Business brokerage can be a difficult industry to break into. The investment of time and effort it takes to build a solid base of connections with business owners can seem overwhelming.
But Melissa Gaddy, a broker with Sunbelt of Charleston, finds her career rewarding and engaging. “I love seeing how different people earn a living. Every day, I see a variety of businesses where owners have created an income for themselves and their families doing something they are passionate about.”
Understanding the varied ways people earn a living is one of Gaddy’s favorite parts of the job. “Work and career don’t have to be filled with drudgery. Entrepreneurs and business owners can create a career and an income by finding that space in the economy where their needs and interests intersect. I love helping connect these people. Business owners have spent years cultivating and growing their business, and selling that business can be an emotional, difficult decision. I strive to recognize the value they have built and help them maximize their return, all while protecting confidentiality,” she explained.
Gaddy noted that women in business brokerage can achieve success financially, as well as from a satisfaction perspective. “We tend to understand the financial as well as the emotional side of selling a business. It can be a numbers game — business owners want to sell for top dollar, but they also want a consultant who can guide them successfully through the process. I can be an intermediary who will negotiate, compromise and communicate stability and confidence to the major life transition of selling their business and entrusting its future to a new owner.”

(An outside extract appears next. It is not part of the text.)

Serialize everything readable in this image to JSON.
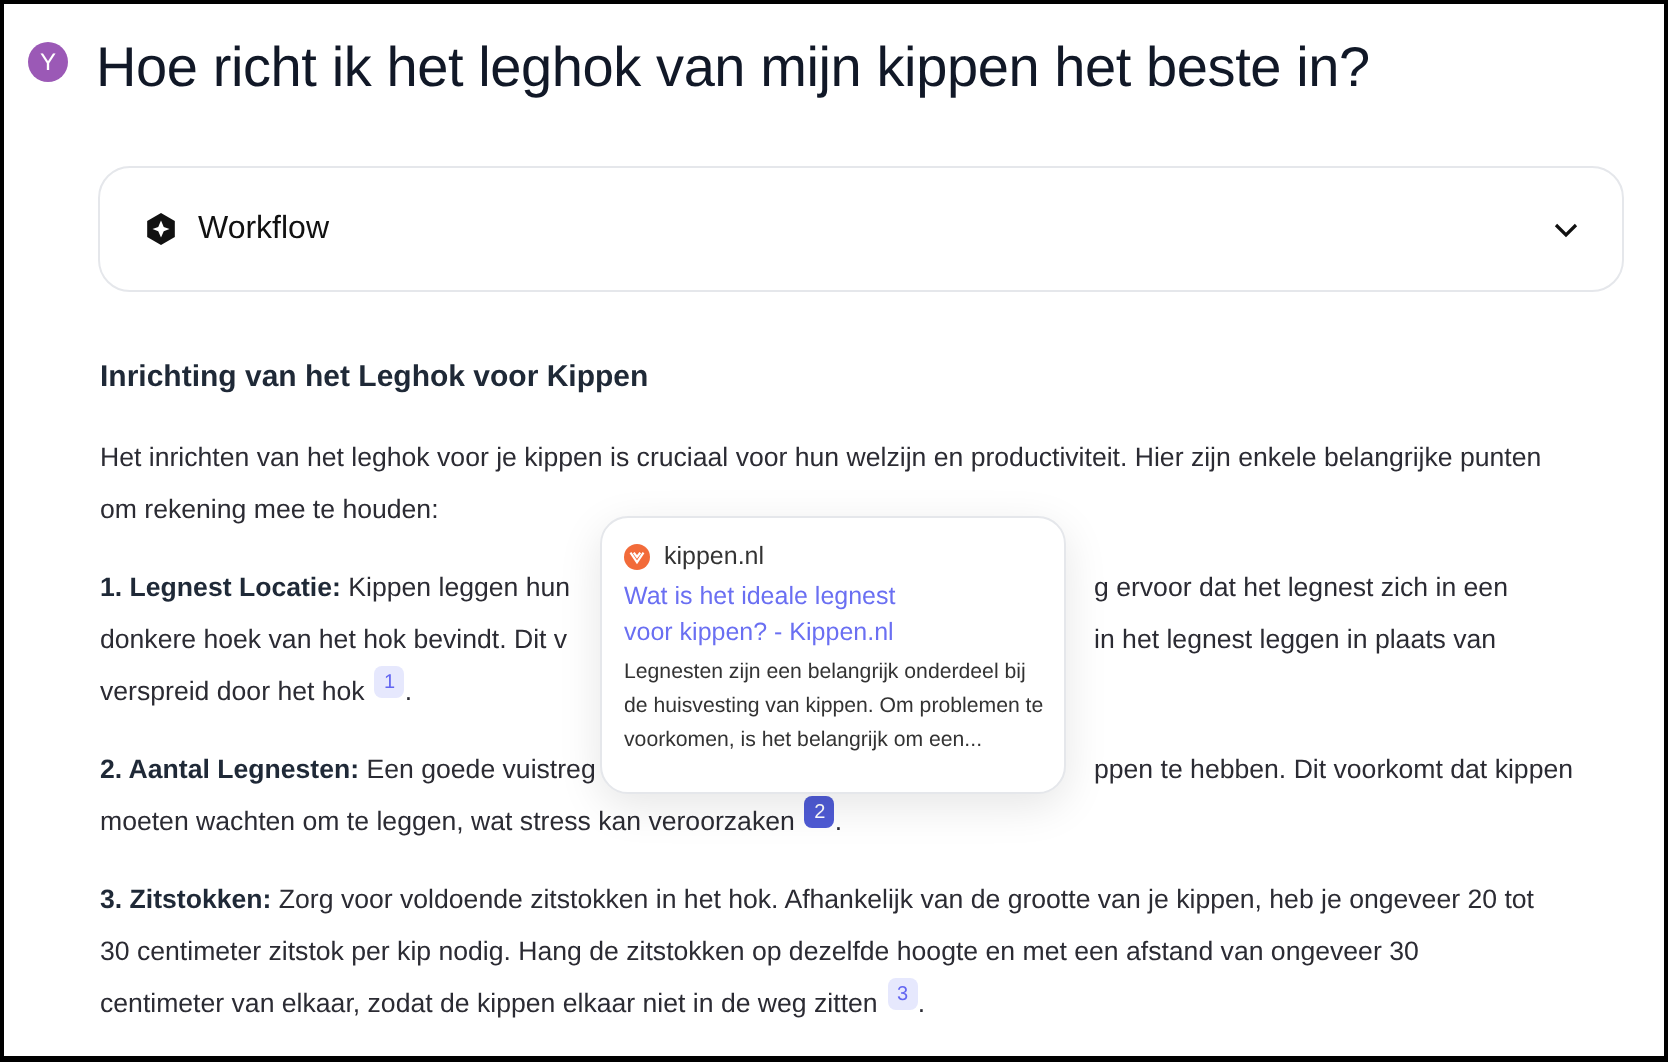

Gaddy spent more than a decade with Wachovia Bank (now Wells Fargo) in the commercial division doing risk management, financial analysis and underwriting. She took a break to raise three children in Mount Pleasant — at the same time running two businesses: a fitness franchise and a commercial embroidery business. She joined Sunbelt Business Brokers in February 2019.

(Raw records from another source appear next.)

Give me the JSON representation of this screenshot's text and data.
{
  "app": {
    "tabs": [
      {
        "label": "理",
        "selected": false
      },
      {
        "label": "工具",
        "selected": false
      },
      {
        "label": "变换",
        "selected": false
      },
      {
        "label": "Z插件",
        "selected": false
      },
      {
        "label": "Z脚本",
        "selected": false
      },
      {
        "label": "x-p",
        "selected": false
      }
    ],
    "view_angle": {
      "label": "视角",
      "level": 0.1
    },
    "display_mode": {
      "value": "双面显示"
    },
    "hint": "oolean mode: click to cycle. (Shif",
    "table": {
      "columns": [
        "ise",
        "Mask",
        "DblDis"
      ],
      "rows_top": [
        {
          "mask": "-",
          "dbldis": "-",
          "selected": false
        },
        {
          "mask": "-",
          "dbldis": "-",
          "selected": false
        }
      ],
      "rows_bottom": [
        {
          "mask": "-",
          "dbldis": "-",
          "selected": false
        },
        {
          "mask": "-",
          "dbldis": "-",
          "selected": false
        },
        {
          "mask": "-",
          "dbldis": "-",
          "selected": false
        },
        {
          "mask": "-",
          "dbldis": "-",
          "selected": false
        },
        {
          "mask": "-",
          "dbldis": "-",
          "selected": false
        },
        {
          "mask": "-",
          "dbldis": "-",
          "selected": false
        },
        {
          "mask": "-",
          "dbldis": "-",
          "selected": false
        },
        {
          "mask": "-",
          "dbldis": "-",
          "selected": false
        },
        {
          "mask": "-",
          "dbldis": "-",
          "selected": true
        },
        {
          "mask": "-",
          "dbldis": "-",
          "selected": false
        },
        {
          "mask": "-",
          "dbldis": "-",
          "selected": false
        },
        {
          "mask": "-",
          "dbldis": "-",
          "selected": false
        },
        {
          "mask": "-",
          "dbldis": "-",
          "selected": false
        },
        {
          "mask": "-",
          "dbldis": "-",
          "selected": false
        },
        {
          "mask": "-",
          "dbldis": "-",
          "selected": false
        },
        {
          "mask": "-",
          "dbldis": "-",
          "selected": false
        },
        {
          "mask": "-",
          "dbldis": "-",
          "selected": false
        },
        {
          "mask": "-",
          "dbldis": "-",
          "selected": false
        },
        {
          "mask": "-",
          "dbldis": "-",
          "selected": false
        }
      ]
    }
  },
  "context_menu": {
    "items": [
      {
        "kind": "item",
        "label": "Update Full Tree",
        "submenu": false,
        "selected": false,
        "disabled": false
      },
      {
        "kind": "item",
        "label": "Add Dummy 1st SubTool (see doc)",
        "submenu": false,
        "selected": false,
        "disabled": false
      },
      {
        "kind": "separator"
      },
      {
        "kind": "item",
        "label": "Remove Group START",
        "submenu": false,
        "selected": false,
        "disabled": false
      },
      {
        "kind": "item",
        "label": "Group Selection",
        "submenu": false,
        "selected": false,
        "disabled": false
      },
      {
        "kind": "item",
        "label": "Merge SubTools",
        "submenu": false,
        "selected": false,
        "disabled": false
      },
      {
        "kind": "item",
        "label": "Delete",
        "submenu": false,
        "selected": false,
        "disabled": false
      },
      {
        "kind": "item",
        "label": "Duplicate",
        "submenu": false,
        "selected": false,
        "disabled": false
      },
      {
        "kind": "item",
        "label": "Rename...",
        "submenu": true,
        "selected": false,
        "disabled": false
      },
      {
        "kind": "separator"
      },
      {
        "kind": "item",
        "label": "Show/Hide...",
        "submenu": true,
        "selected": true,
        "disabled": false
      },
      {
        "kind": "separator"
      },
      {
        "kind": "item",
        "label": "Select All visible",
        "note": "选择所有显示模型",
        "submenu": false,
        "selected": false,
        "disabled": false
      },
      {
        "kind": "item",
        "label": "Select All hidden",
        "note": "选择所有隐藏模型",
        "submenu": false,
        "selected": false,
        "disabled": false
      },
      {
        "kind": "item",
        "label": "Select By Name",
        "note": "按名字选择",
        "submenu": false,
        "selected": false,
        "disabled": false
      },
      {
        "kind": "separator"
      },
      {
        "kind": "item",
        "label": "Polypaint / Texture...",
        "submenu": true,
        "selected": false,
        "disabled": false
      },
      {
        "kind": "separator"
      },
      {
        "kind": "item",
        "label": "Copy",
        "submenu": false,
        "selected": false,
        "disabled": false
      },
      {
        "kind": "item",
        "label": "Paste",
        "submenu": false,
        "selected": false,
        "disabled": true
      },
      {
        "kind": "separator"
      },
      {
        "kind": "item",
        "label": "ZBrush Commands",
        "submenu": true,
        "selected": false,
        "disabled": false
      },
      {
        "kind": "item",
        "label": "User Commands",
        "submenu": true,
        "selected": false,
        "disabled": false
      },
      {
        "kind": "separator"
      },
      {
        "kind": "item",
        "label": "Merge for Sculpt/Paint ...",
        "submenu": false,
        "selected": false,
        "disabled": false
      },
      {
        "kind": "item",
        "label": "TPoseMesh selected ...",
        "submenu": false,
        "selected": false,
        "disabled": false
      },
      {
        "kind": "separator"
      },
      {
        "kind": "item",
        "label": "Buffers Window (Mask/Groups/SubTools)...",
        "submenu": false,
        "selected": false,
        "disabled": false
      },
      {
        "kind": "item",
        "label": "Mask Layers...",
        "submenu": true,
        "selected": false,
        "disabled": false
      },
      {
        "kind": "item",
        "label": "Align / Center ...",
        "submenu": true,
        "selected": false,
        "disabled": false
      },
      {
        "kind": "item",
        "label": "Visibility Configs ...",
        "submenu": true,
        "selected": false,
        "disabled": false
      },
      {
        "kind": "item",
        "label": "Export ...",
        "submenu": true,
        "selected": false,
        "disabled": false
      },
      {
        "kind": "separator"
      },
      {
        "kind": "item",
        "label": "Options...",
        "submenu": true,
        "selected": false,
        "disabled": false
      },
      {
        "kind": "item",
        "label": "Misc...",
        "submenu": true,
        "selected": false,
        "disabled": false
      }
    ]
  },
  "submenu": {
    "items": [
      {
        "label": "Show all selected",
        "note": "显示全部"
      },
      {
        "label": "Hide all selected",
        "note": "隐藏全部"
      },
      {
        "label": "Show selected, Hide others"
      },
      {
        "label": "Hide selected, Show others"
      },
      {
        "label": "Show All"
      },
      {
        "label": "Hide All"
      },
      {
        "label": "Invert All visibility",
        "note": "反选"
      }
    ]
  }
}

Explaining her decision, Gaddy recalled that every Monday morning in the business section of the Post and Courier, she would notice an advertisement for Sunbelt Business Brokers that included a photo of only men.
“I knew there were many women entrepreneurs, and womenowned businesses continue to be one of the fast growing demographics of business ownership,” she said. “My experience could be a needed and welcomed addition. Using my background in finance and risk management — along with a desire to help small businesses in transition — was the perfect fit for me.”
By John Torsiello